We found this place near our apartment on Andrássy út where you could chose your ingredients and then they would make your ice cream in front of you on cold plates, very cool. I went for banana and peanut butter mmmmm *drools*. Unfortunately I  didn’t take a photo as I was too busy eating. This is them making it though on the cold plate…


That evening we headed out for some drinks at the well known Szimpla Kert, an edgy looking venue made of of disused building surrounding an outdoor garden area. There are multiple bars for different types of drink and loads of interesting stair cases and rooms. One of the coolest bars I have ever been to – would highly recommend!






A few beers and cocktails later our awesome first day in Budapest came to an end.

The next day we woke up to glorious sunshine and headed to the market we’d been to the previous day for breakfast. Lots of fruit and pastries were purchased and eaten.



After filling our tummies we hopped (literally…see below) back down Andrassy Ut past the Opera House into town to do more exploring!



We decided to cross the Chain Bridge to see what the historic Buda side of the city had to offer…..





…and started to climb up to the Royal Palace and National Gallery.


When we reached the top we were greeted by the hilarious display of the Hungarian changing of the guard. No offence to any Hungarians but it was more like a dance routine than anything else! 


There were more great views from the top.




Me loving life.


The National Gallery…


And the castle…




And more glorious views over the river looking to Pest.



After mooching around on the hill and taking in the beautiful buildings and view, we headed back to Pest to experience one of the things Budapest is most famous for; it’s thermal baths. We went to the largest of the baths ‎Széchenyi at the top of Pest, I cannot recommend it enough. We spent four hours mulling in the warm waters and feeling on top of the world.




Even though from these pictures it looks busy, it wasn’t really and it was easy to find your own space and drift into a dreamy mermaid state – blissful. 

After all that ‘swimming’ (ahem), we were starving, so headed back to Szimpla Kert to find an amazing looking burger van which we’d spotted the day before.


Oh daymn these burgers were goooood.


Mine had cheese, beer cooked onions, pickles and salad in it. Perfection. 

And the fries…….were just unreal.



Above it my sister’s burger with coleslaw, cheese, the same onions and god knows what else tasty stuff.
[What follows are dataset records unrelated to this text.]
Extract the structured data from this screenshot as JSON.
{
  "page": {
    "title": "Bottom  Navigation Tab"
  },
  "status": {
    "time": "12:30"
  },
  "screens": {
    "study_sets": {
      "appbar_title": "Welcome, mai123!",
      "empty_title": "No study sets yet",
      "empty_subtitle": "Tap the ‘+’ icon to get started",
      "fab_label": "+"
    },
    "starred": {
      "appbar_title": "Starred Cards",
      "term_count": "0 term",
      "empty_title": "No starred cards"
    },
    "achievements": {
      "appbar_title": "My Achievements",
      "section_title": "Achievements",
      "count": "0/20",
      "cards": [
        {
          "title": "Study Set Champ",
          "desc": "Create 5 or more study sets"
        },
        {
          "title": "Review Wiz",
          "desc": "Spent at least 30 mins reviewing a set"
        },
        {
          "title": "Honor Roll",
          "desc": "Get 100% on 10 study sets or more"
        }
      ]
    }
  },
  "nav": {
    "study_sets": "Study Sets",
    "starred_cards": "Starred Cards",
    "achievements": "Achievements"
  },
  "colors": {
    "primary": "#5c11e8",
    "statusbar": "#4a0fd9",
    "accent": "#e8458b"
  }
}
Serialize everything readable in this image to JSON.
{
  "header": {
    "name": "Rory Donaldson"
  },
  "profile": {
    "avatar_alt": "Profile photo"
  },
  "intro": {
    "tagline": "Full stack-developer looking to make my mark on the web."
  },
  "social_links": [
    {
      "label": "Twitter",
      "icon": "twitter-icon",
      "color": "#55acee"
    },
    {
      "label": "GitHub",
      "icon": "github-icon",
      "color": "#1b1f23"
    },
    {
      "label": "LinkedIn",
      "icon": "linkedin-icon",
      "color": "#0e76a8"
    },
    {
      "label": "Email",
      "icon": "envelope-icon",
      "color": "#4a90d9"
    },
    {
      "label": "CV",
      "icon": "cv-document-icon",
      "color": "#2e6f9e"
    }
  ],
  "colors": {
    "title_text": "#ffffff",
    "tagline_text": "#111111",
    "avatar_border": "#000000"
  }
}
The van prided itself on using it’s own locally made beer in the burger recipes.




And that, naturally, was a very full end to our second day in Budapest and Part 1 of this blog post.

Pretty great looking city so far right?!

Thanks for reading.